Morantz died April 23, 1959, on the evening of the second Passover Seder. He was 65 years old. In his scholarly paper Talmudic Tales: Ancient Jewish Law in 20th Century Newspapers, Morantz’s great-grandson and namesake, when speaking of his great-grandfather writes, “His scholarly work represents perhaps the first attempt to demystify the vast amount of rabbinical commentaries surrounding the Talmud and convert this material into simple parables that illustrated the basis of Western morality and common law.”

Found in 1 Collection or Record:

David Morantz – Jewish Studies Collection
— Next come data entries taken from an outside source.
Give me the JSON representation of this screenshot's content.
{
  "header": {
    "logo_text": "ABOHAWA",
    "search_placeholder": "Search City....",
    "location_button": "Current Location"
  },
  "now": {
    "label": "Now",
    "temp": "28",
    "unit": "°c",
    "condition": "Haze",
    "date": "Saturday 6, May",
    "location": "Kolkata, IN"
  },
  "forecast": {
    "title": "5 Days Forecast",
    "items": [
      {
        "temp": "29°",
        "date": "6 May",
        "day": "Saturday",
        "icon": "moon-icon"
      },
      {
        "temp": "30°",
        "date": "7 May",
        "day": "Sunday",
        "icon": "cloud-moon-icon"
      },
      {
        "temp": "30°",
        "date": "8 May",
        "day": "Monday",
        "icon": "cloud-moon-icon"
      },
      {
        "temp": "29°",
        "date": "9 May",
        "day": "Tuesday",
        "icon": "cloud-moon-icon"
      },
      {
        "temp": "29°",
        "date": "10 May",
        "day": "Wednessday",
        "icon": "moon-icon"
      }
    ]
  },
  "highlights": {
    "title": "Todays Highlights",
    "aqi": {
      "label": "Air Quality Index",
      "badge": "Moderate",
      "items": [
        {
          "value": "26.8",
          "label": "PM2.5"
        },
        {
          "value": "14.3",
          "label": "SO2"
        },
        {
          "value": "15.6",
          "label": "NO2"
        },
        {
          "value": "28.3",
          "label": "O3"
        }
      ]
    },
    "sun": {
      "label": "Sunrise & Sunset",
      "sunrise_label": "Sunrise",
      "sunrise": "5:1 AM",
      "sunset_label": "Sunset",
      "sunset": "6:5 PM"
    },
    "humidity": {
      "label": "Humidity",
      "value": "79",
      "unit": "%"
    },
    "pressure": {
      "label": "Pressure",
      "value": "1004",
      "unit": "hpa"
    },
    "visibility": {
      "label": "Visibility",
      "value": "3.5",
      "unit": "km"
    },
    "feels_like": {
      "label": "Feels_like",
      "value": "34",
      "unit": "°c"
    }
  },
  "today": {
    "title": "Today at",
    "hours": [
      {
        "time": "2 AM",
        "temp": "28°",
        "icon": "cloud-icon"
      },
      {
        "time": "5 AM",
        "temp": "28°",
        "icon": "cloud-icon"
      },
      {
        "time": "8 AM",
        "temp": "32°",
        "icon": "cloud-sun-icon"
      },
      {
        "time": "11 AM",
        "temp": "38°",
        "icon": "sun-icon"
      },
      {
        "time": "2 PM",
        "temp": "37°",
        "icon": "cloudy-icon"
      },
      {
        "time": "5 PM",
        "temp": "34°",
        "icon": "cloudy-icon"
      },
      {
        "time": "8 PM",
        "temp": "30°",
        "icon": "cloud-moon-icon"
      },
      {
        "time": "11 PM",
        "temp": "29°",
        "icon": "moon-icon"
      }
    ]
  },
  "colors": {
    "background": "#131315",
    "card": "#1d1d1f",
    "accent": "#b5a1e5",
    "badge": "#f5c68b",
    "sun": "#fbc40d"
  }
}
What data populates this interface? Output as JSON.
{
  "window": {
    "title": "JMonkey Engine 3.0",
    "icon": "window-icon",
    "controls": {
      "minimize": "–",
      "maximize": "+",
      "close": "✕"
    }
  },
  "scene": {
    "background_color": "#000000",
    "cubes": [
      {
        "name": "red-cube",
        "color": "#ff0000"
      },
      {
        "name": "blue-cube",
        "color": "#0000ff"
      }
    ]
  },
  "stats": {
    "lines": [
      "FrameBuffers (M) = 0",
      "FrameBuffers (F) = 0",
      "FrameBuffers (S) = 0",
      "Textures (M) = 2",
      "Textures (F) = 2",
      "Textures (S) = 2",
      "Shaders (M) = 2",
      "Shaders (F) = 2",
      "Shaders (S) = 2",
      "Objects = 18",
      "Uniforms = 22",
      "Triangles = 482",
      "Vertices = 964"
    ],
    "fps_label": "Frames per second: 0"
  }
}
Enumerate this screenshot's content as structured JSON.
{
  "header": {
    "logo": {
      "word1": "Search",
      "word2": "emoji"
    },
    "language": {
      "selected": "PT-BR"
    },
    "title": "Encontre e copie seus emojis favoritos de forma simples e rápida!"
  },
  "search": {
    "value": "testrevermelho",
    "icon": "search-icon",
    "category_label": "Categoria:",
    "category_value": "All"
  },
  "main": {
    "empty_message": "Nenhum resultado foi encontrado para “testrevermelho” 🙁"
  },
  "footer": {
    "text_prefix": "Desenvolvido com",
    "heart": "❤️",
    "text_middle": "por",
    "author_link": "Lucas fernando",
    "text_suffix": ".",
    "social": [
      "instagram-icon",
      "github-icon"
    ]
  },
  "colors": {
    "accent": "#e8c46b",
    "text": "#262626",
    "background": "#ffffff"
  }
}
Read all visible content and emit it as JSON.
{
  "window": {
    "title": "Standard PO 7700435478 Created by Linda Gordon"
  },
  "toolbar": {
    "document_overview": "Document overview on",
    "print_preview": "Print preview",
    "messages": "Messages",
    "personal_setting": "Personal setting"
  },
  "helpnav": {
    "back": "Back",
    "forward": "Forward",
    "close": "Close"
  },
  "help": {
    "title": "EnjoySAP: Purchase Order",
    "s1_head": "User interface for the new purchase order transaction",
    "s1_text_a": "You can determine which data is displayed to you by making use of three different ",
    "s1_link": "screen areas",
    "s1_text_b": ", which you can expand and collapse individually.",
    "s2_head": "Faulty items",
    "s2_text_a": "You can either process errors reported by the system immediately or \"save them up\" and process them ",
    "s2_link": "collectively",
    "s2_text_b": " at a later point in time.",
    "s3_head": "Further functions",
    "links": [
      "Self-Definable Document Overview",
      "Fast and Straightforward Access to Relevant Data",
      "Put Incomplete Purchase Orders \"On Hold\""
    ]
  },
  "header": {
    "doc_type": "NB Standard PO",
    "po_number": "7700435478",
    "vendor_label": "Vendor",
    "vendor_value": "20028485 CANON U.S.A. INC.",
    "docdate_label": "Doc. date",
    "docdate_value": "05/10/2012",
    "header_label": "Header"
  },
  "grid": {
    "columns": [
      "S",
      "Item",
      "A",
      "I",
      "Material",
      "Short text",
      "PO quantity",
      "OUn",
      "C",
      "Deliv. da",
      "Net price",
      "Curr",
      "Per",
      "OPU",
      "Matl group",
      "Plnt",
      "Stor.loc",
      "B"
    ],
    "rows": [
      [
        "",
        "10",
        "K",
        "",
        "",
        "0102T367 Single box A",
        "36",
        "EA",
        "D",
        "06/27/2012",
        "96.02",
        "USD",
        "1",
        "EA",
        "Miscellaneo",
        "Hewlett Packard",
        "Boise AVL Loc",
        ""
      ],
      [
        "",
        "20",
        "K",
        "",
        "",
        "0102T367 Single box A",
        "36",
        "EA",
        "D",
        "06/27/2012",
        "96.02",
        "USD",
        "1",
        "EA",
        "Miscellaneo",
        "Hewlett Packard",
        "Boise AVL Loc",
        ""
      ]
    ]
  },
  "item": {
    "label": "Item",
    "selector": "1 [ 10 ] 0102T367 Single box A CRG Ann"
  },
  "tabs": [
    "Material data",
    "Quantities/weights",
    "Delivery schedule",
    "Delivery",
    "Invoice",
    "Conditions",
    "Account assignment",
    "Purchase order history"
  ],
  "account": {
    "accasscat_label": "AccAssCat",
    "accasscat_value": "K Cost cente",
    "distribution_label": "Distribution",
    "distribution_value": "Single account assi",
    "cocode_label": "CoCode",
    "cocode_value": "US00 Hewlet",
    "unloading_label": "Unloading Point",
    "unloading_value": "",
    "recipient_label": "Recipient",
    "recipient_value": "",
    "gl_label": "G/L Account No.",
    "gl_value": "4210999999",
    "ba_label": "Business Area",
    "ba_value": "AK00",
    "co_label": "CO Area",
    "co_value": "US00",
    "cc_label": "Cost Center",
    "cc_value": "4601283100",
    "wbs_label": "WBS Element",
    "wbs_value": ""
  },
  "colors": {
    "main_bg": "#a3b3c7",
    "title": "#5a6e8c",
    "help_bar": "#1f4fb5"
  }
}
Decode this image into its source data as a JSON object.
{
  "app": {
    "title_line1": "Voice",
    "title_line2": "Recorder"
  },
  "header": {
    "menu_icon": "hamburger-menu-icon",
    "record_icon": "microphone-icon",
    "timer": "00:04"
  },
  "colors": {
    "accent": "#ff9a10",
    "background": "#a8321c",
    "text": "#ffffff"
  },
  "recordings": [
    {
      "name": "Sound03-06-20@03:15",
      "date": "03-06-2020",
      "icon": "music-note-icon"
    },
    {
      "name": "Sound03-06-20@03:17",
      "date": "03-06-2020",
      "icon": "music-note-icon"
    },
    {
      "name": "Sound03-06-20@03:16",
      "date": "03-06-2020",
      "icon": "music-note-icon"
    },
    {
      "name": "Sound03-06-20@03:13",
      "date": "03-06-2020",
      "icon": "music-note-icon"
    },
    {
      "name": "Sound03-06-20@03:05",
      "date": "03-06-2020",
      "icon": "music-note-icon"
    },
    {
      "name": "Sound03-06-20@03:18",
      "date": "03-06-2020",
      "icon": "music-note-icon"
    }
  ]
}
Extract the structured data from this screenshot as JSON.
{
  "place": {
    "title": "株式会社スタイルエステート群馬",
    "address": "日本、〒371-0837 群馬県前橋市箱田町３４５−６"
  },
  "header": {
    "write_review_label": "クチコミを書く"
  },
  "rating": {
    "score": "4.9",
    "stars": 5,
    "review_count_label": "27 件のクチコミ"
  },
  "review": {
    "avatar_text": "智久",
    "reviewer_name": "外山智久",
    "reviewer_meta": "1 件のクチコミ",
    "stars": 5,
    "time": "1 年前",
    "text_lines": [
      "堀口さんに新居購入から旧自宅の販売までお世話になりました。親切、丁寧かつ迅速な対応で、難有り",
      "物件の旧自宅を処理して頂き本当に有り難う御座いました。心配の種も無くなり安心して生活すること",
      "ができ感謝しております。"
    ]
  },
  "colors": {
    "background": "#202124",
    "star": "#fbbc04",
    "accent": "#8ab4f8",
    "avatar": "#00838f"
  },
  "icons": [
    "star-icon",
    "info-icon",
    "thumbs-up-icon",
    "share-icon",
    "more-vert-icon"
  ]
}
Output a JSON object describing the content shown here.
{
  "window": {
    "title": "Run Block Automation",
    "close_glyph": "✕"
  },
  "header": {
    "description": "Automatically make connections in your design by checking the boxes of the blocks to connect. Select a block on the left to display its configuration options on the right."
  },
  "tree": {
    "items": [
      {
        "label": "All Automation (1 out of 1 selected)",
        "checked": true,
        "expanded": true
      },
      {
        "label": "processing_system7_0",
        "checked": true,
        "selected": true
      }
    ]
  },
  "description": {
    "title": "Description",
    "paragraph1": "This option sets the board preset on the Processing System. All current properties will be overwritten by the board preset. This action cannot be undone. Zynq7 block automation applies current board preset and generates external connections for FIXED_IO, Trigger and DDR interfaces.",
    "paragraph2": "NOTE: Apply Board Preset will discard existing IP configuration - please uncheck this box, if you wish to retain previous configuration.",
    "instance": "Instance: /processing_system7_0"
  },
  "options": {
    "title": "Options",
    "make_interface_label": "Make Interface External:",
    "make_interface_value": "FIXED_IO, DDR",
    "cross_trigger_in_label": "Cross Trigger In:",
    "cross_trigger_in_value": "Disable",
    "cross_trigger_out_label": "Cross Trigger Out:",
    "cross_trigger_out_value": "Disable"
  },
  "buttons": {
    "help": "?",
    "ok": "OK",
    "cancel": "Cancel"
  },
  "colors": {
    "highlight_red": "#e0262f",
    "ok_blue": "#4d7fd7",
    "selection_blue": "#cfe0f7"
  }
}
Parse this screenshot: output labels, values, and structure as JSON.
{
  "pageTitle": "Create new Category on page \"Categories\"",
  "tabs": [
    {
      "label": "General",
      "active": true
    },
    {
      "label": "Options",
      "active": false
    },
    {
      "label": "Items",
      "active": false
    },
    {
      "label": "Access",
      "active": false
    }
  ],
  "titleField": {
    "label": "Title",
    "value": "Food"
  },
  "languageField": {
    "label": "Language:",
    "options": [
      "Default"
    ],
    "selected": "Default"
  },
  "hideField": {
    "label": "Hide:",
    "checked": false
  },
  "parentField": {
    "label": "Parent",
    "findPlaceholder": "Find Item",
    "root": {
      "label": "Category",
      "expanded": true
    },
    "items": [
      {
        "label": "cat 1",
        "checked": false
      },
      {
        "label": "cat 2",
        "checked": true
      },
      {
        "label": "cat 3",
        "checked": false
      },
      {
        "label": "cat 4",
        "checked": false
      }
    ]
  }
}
Identifier: MS-0031
Scope and Contents The David Morantz Collection contains items relating to Judaic Studies. It has been organized into six series contained in three boxes. Inclusive dates range from 1907 to 1959, with bulk dates being 1934 to 1943. Included are some correspondence, primarily relating to Morantz’s syndicated column, Talmudic Tales. There is much focus on religious studies and Morantz’s involvement with Sunday school education in local synagogues. Of particular interest are the local church newsletters which...
Dates: 1906 - 1957